Art and science. To those who practice neither, they seem like polar opposites, one data-driven, the other driven by emotion. One dominated by technical introverts, the other by expressive eccentrics. For those of us involved in either field today (and many of us have a hand in both), we know that the similarities between how artists and scientists work far outweigh their stereotypical differences. Both are dedicated to asking the big questions placed before us: “What is true? Why does it matter? How can we move society forward?” Both search deeply, and often wanderingly, for these answers. We know that the scientist’s laboratory and the artist’s studio are two of the last places reserved for open-ended inquiry, for failure to be a welcome part of the process, for learning to occur by a continuous feedback loop between thinking and doing.

STEAM and arts integration are crucial in K-12 education, engaging students in the STEM subjects and ensuring that creativity doesn’t fall by the wayside as we chase innovation (how could it?). But it’s also an important idea for research. Artists and designers reformulate the questions that can guide a project, rethinking or redesigning systems at their base.

Read More?  See link below.

http://blogs.scientificamerican.com/guest-blog/2013/07/11/artists-and-scientists-more-alike-than-different/
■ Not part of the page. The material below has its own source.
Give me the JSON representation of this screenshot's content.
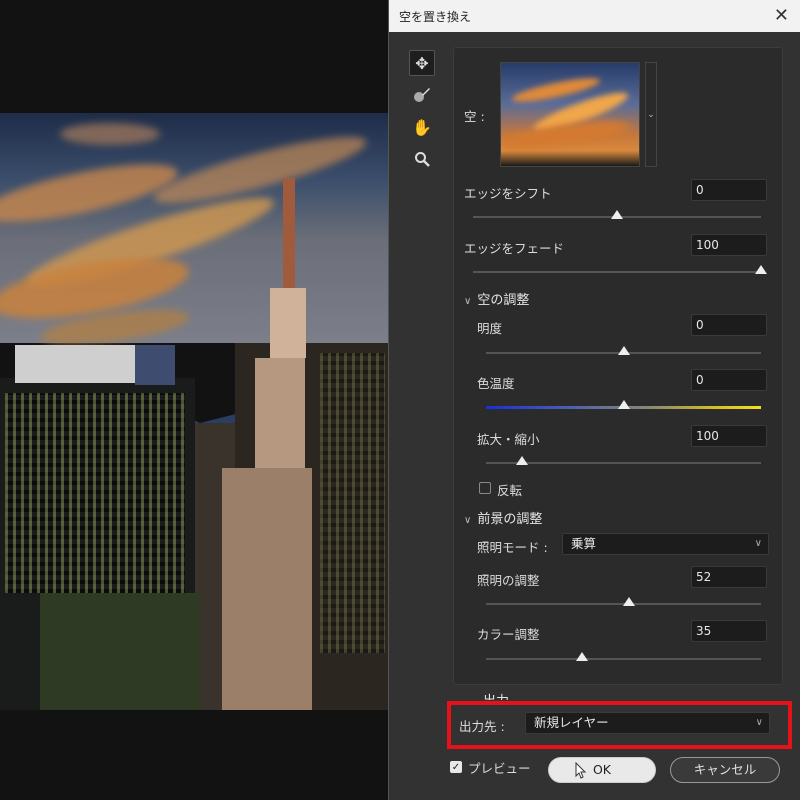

Link

What is STEM?

http://whatis.techtarget.com/definition/STEM-science-technology-engineering-and-mathematics

STEM is an educational program developed to prepare primary and secondary students for college and graduate study in the fields of science, technology, engineering, and mathematics (STEM). In addition to subject-specific learning, STEM aims to foster inquiring minds, logical reasoning, and collaboration skills.

In the United States, the program helps immigrants with skills in the STEM subjects obtain work visas. In addition, STEM focuses on perceived education quality shortcomings in these fields, with the aim of increasing the supply of qualified high-tech workers.

Educators break STEM down into seven standards of practice (or skill sets) for educating science, technology, engineering, and mathematics students:

  • Learn and apply content
  • Integrate content
  • Interpret and communicate information
  • Engage in inquiry
  • Engage in logical reasoning
  • Collaborate as a team
  • Apply technology appropriately
Link

STEM to STEAM

http://stemtosteam.org/

What is STEAM

In this climate of economic uncertainty, America is once again turning to innovation as the way to ensure a prosperous future.

Yet innovation remains tightly coupled with Science, Technology, Engineering and Math – the STEM subjects. Art + Design are poised to transform our economy in the 21st century just as science and technology did in the last century.

We need to add Art + Design to the equation — to transform STEM into STEAM.

STEM + Art = STEAM

STEAM is a movement championed by Rhode Island School of Design (RISD) and widely adopted by institutions, corporations and individuals.

The objectives of the STEAM movement are to:

  • transform research policy to place Art + Design at the center of STEM
  • encourage integration of Art + Design in K–20 education
  • influence employers to hire artists and designers to drive innovation